* **REQUIRED ACTION**
Quote the records that follow in full and exactly; leave out the pictures.

* **SOURCE MATERIAL**
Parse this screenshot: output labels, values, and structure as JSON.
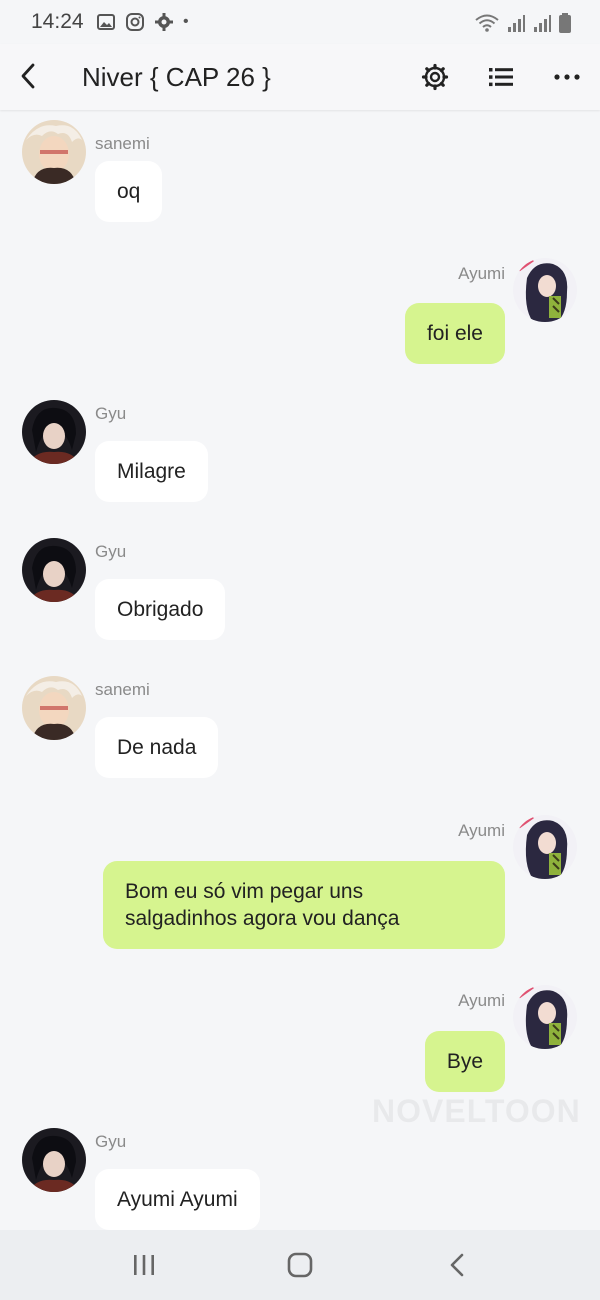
{
  "status_bar": {
    "time": "14:24",
    "dot": "•"
  },
  "header": {
    "title": "Niver { CAP 26 }"
  },
  "colors": {
    "outgoing_bubble": "#d6f48f",
    "incoming_bubble": "#ffffff",
    "background": "#f5f6f8"
  },
  "messages": [
    {
      "sender": "sanemi",
      "text": "oq",
      "direction": "incoming"
    },
    {
      "sender": "Ayumi",
      "text": "foi ele",
      "direction": "outgoing"
    },
    {
      "sender": "Gyu",
      "text": "Milagre",
      "direction": "incoming"
    },
    {
      "sender": "Gyu",
      "text": "Obrigado",
      "direction": "incoming"
    },
    {
      "sender": "sanemi",
      "text": "De nada",
      "direction": "incoming"
    },
    {
      "sender": "Ayumi",
      "text_line1": "Bom eu só vim pegar uns",
      "text_line2": "salgadinhos agora vou dança",
      "direction": "outgoing"
    },
    {
      "sender": "Ayumi",
      "text": "Bye",
      "direction": "outgoing"
    },
    {
      "sender": "Gyu",
      "text": "Ayumi Ayumi",
      "direction": "incoming"
    }
  ],
  "watermark": "NOVELTOON"
}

* **RESPONSE**
Parse this screenshot: output labels, values, and structure as JSON.
{
  "status_bar": {
    "time": "14:24",
    "dot": "•"
  },
  "header": {
    "title": "Niver { CAP 26 }"
  },
  "colors": {
    "outgoing_bubble": "#d6f48f",
    "incoming_bubble": "#ffffff",
    "background": "#f5f6f8"
  },
  "messages": [
    {
      "sender": "sanemi",
      "text": "oq",
      "direction": "incoming"
    },
    {
      "sender": "Ayumi",
      "text": "foi ele",
      "direction": "outgoing"
    },
    {
      "sender": "Gyu",
      "text": "Milagre",
      "direction": "incoming"
    },
    {
      "sender": "Gyu",
      "text": "Obrigado",
      "direction": "incoming"
    },
    {
      "sender": "sanemi",
      "text": "De nada",
      "direction": "incoming"
    },
    {
      "sender": "Ayumi",
      "text_line1": "Bom eu só vim pegar uns",
      "text_line2": "salgadinhos agora vou dança",
      "direction": "outgoing"
    },
    {
      "sender": "Ayumi",
      "text": "Bye",
      "direction": "outgoing"
    },
    {
      "sender": "Gyu",
      "text": "Ayumi Ayumi",
      "direction": "incoming"
    }
  ],
  "watermark": "NOVELTOON"
}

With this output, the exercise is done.